High alcohol consumption rates occurring within the context of high HIV prevalence pose a significant public health challenge in South Africa. In their design of the current study, the authors set out to answer three questions regarding these coexisting health challenges: "(a) Are problem drinkers more likely to have multiple concurrent partners than those who are not? (b) Are condoms applied less effectively and less consistently by problem drinkers compared to those who are not? (c) Are the female sexual partners of problem drinkers different from those who are not?"
In two peri-urban settings on the outskirts of Cape Town, the researchers conducted two cross-sectional HIV bio-behavioral surveillance surveys using Respondent-Driven Sampling. The recruited participants were 848 men ages 25 to 55 who had multiple concurrent female sex partners. Men who scored three or higher on the CAGE questionnaire were classified as problem drinkers. Significant associations between outcome variables and problem drinking were assessed using multivariate logistic regression models.
Among the men, 58 percent were rated as problem drinkers.
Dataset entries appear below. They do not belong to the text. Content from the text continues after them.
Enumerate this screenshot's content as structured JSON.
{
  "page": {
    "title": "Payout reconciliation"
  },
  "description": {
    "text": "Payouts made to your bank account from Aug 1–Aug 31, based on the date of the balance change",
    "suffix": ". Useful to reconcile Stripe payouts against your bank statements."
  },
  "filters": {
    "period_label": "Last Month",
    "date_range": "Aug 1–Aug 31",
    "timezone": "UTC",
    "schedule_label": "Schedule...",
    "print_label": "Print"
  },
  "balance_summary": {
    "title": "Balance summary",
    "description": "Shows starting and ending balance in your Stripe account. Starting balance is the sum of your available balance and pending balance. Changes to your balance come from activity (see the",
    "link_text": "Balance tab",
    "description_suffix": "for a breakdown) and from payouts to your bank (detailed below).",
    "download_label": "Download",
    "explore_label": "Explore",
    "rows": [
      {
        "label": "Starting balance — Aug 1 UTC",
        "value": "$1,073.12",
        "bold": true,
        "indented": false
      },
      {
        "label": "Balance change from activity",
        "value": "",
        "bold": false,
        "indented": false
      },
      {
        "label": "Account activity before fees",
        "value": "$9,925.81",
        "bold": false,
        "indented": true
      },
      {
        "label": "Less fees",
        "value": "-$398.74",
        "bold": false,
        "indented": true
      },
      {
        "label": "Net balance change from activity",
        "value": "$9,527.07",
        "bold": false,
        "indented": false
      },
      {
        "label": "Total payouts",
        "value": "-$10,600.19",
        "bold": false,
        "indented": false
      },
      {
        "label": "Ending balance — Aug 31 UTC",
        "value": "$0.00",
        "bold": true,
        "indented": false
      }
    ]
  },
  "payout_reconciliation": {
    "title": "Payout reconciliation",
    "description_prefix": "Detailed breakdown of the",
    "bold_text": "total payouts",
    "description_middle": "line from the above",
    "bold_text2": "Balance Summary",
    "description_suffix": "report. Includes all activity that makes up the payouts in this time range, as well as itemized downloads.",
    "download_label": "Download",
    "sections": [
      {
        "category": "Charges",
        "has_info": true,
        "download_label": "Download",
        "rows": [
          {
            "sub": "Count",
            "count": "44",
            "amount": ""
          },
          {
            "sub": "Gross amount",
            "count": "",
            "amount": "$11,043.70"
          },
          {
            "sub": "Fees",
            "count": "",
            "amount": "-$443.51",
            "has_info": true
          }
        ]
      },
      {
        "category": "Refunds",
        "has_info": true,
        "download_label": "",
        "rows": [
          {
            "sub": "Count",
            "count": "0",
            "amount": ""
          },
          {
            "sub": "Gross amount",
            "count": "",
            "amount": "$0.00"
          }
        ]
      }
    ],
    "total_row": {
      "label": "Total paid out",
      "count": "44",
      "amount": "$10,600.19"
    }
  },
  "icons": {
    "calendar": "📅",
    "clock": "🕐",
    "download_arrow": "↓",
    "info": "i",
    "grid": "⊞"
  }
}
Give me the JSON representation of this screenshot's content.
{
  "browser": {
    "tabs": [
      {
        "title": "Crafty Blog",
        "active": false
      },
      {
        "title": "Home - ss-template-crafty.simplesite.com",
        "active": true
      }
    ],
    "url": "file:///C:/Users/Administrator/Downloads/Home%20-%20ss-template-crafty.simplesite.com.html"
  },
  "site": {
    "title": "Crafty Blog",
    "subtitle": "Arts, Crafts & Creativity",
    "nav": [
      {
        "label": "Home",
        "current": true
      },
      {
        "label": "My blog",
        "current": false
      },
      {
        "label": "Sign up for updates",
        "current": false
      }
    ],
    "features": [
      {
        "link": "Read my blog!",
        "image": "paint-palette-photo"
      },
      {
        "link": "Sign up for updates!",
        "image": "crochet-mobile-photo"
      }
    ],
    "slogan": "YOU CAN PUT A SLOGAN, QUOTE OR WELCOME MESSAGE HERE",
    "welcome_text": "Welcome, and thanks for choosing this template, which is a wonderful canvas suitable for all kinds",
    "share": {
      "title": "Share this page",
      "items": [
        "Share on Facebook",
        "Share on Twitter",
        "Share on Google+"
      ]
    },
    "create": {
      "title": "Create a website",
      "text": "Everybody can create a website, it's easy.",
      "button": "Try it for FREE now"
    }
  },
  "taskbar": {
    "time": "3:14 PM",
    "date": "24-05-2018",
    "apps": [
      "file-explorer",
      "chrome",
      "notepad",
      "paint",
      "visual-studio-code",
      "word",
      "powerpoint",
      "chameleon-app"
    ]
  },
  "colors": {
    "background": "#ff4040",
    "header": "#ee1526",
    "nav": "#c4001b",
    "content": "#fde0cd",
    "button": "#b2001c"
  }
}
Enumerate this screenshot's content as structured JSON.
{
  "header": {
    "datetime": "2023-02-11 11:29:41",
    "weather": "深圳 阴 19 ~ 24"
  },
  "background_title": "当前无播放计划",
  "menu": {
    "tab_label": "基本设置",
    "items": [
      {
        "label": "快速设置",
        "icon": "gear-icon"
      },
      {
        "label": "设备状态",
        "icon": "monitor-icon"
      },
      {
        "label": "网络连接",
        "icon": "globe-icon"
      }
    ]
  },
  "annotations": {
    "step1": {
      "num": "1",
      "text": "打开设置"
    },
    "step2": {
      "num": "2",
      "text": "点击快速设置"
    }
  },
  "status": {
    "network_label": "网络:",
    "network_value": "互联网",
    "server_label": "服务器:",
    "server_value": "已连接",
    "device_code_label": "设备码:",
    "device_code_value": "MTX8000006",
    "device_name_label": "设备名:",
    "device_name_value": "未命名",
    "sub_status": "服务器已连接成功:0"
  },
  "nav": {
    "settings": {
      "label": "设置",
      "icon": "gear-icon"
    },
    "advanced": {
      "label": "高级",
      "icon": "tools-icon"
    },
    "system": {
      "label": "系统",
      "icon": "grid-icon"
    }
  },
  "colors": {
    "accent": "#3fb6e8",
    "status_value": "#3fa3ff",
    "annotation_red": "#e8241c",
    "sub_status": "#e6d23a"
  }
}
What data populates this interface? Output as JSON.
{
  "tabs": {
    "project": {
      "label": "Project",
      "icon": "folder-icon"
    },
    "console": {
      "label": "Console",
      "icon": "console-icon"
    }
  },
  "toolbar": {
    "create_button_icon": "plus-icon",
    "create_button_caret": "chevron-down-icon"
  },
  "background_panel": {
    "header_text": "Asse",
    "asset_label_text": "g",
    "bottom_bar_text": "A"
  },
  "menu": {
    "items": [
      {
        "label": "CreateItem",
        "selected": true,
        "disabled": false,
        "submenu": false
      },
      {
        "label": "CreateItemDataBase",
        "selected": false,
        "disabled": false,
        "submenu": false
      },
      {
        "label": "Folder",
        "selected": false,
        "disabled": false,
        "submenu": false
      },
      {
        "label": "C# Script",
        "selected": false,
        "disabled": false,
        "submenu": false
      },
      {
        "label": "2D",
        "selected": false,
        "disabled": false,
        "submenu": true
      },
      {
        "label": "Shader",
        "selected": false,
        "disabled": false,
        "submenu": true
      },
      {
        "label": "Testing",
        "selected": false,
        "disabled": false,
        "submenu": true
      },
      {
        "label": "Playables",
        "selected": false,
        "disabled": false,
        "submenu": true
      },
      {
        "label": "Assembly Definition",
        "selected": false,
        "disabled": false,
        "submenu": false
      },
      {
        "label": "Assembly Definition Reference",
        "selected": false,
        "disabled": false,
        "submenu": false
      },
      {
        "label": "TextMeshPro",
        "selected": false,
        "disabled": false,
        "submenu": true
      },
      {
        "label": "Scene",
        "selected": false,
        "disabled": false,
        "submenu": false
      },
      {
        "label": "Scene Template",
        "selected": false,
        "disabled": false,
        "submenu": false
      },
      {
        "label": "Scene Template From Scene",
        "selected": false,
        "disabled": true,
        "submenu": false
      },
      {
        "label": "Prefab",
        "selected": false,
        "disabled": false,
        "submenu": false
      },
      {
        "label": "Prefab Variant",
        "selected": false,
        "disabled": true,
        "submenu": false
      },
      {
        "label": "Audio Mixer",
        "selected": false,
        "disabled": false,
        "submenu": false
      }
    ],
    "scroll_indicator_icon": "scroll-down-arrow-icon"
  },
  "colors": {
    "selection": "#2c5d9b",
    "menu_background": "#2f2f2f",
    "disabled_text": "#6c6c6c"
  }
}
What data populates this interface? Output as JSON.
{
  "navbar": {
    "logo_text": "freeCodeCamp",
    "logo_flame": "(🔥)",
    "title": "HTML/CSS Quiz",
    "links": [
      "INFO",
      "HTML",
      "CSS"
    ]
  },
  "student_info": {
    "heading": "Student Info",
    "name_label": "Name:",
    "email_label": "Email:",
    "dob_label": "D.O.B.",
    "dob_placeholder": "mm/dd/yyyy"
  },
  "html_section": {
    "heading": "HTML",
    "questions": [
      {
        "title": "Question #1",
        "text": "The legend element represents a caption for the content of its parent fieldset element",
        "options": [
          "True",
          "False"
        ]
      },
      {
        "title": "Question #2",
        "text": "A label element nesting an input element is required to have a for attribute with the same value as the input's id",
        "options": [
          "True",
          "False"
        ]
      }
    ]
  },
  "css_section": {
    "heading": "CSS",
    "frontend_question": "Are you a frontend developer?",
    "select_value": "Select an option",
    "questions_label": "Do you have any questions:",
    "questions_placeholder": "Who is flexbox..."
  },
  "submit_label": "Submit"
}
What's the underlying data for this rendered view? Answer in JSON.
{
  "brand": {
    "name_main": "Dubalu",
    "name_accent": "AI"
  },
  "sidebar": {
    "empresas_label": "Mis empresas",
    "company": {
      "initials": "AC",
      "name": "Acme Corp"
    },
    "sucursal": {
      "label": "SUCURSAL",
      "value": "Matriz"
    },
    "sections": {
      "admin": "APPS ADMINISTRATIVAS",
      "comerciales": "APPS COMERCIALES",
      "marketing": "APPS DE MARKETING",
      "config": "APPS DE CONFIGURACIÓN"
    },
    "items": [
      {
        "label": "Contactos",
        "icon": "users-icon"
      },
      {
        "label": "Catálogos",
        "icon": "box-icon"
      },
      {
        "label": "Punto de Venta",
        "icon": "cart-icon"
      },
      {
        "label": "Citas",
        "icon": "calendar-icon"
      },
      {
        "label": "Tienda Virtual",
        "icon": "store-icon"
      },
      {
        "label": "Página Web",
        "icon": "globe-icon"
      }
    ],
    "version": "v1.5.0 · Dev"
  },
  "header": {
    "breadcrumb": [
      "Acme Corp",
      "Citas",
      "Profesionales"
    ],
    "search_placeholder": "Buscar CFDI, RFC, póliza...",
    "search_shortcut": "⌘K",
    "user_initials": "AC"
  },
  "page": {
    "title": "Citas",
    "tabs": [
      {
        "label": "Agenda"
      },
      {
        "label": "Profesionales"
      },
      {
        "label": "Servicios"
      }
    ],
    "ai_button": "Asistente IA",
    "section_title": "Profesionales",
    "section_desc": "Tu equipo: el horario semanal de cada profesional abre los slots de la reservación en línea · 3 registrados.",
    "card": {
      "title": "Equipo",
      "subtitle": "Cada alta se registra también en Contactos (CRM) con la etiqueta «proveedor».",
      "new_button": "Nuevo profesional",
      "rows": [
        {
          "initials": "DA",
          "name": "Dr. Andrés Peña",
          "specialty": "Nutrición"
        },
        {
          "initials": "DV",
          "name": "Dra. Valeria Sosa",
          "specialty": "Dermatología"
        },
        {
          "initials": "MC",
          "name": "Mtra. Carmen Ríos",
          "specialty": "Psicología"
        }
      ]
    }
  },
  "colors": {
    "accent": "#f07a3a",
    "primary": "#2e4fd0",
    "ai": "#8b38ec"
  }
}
In comparison to other participants, the problem drinkers were significantly more likely to report:
- having any STD symptom
- non-use of condoms due to drinking
- inconsistent use of condoms with all partner types
- having had a "once-off" sexual relationship, and that their most recent such partner was unemployed
- that they met their most recent partner at a venue where alcohol is served.
"Alcohol may fuel once-off sexual encounters, often characterized by transactional sex and women's limited authority to negotiate sex and condom use; factors that can facilitate transmission of HIV," the authors concluded. "HIV prevention interventions specifically targeting drinkers, the contexts in which problem drinking occurs, and multiple sexual partnering are urgently needed."